A judge has ruled in favor of the bankruptcy plan submitted by American Apparel (asi/35297), eliminating Dov Charney’s takeover bid and the ex-CEO’s best chance at returning to the company he started.
Yesterday, Judge Brendan Shannon approved the Top 40 supplier’s restructuring plan that is supported by the majority of the company’s lenders, which will hand over control of the company to Monarch Alternative Capital and other bondholders in exchange for a reduction in debt of about $200 million.
"This is a new day for the company, and a positive outcome for our customers, vendors and employees," said American Apparel CEO Paula Schneider in a statement. "With this milestone behind us, we are now fully focused on executing our turnaround strategy as we continue working to drive revenue across our wholesale, retail and e-commerce businesses."
Charney had recently partnered with Hagan Capital Group and Silver Creek Capital Partners and submitted a $300 million offer to buy the company. The investor group planned to reinstall Charney as co-CEO. American Apparel rejected the offer, and Charney filed a challenge in court, objecting to the company’s bankruptcy plan and claiming the group’s offer was superior.

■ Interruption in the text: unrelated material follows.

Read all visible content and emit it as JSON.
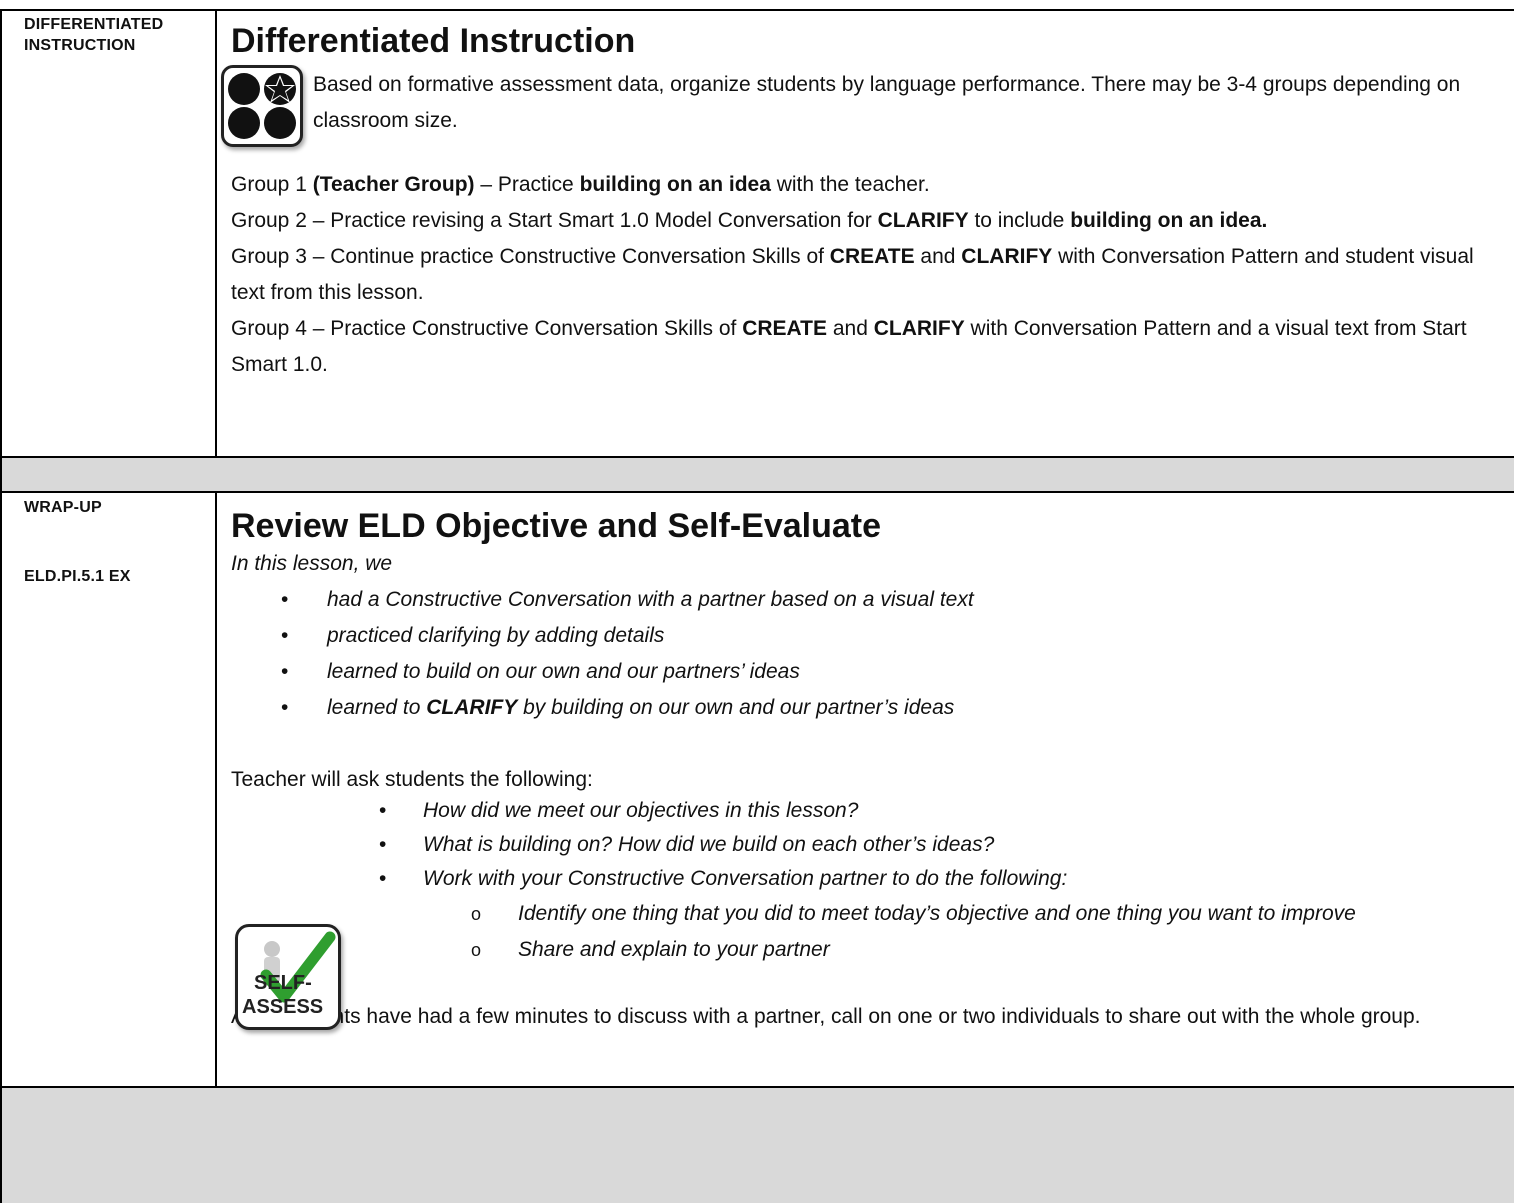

As the company’s largest shareholder, Charney’s stake will lose all its value under the reorganization plan. Charney told the Los Angeles Times he will not appeal the ruling. In a statement, he said he was “obviously disappointed” with the decision and accused the company of using Chapter 11 bankruptcy protection “to thwart my efforts” instead of opening up the company to open bidding.
“This outcome is one that I have been working tirelessly for nearly two years to avoid in an effort to protect value for the company's various stakeholders. Now all stockholders will have their shares and value extinguished,” Charney said in the statement.
Chad Hagan of Hagan Capital told Bloomberg Business that the investor group will back Charney on a new apparel venture that will be a direct competitor to American Apparel. In his statement’s conclusion, Charney said, “What gives me great optimism are the things I possess that can't be stolen by a predatory hedge fund – my ideas, values, drive, authenticity, integrity and my passion. To that end I ask that my supporters stay tuned.”
In his decision, Shannon stated that American Apparel needed a quick decision to hasten the company’s exit out of bankruptcy and maximize its chances of success. According to Bloomberg, Shannon said that if American Apparel was being sold to the highest bidder, the judge would have ordered the company to negotiate further with Charney. But since the company was being turned over to senior lenders, the votes of the bondholders held more sway. “The transaction offered as an alternative,” said the judge about Charney’s offer, as reported by the New York Times, “doesn’t provide sufficient reason to reject the bid.” The judge also rejected Charney’s assertion that American Apparel can only succeed under the ex-CEO’s leadership.
American Apparel filed for bankruptcy protection in October. Under the plan, American Apparel will be taken private and removed from public trading on the stock market. Charney and current CEO Paula Schneider both testified last week in court in support of their plans.